* **Goal of the exercise**
What is the number of lines in the data that hold the string "label"? Reply with that number only.

Items listed in a dataset
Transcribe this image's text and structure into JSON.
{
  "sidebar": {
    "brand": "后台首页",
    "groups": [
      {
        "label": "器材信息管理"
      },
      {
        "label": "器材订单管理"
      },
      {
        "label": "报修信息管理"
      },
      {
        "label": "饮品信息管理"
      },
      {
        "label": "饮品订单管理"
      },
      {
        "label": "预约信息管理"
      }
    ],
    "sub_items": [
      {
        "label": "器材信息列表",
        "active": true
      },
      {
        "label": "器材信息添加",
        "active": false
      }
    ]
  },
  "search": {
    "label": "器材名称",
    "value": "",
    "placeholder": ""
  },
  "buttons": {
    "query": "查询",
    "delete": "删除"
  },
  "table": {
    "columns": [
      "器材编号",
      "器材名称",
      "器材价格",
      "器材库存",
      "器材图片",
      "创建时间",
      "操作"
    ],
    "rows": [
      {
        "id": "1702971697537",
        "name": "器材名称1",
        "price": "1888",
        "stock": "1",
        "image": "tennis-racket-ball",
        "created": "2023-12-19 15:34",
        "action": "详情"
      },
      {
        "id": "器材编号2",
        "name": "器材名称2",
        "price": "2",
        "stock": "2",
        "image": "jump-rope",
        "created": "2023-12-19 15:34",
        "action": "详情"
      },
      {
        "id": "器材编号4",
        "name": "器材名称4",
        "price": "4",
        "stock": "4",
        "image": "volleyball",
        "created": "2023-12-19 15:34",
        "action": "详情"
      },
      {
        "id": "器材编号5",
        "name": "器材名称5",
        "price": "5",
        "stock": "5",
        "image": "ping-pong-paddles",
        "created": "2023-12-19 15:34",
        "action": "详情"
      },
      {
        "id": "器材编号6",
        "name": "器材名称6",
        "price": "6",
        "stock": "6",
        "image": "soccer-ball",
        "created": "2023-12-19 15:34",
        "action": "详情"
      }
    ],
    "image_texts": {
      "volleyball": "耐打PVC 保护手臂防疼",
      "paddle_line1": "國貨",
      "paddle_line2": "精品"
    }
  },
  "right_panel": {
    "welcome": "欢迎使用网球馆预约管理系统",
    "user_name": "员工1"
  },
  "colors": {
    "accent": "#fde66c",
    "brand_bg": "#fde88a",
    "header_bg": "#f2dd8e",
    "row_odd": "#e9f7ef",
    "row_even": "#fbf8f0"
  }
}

* **Answer below**
9